Parking the British bus on the European Union road
So, it really was the Lionel Richie shift. All night long. I am a bleary eyed zombie, in a room full of bleary eyed zombies.
Everyone’s conversation starter is how little sleep they’ve had in the last 24 hours. I managed one hour five minutes. And I am grateful for that five minutes.
Tom sitting opposite, a producer for Sky, managed a glorious 90 minutes. Geoff, a veteran British reporter based here in Brussels, has Tom and me both in the lily livered category. He never stopped. And he is still going strong.
So having gone to bed at 0215 UK time, the 5 live night team woke me up at 0320.
And what a story to get up to. David Cameron blows a raspberry at pretty much everyone else around the table, by rejecting a European Union wide treaty change to try to deal with the Eurozone crisis. Almost all the other members of the EU say they’re up for it, and in so doing are likely to be throwing quite a bit of their sovereignty lot into the Brussels pot.
So the news conferences began. And along came one of those moments that could only ever happen in Brussels. It’s half four in the morning, and one of this city’s many presidents, Herman Van Rompuy, who chairs the Summits as the President of what’s known as the European Council, is taking questions from reporters. From the floor came a question that included the ludicrous phrase “a staged approach to common debt issuance.”
In terms the rest of us can get our heads around, this is what we got overnight. David Cameron concluded that what was on offer was a “new round of integration” as he put it, and would involve “surrenders of sovereignty.” He didn’t fancy either, worried what it could mean for the City of London, and so said “no.” It’s not that the Prime Minister has secured bringing powers back to Westminster. He’s parked the British bus on the European Union road, but he’s not reversing. The German and French jalopies, and plenty more too, trundle on, destination further integration.
This is, potentially, a seismic shift in the UK’s relationship with the European Union. The former Belgian Prime Minister Guy Verhofstadt has just told me David Cameron’s decision was “not very intelligent” and “inconsistent.” For others, including many Conservative backbenchers, and, according to opinion polls, a sizeable proportion of the British electorate, it’s been a long time coming.
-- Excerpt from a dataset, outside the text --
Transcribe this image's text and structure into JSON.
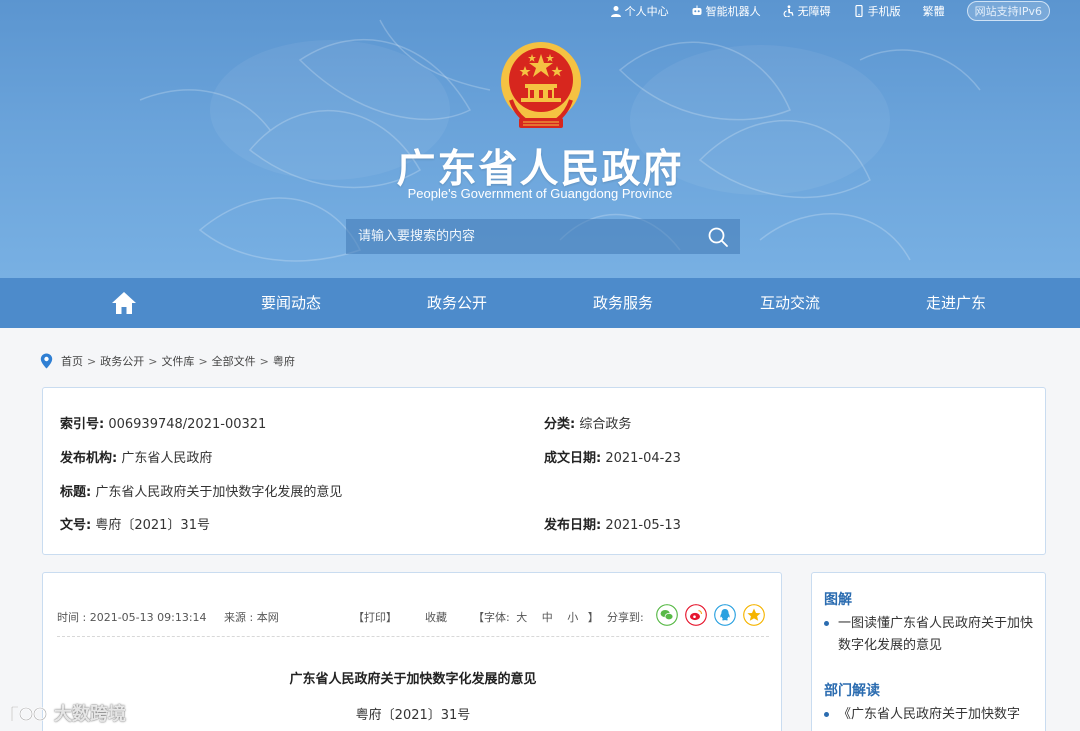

What do you think?
Chris Mason is 5live's Political Reporter. You can follow Chris on Twitter - @ChrisMasonBBC.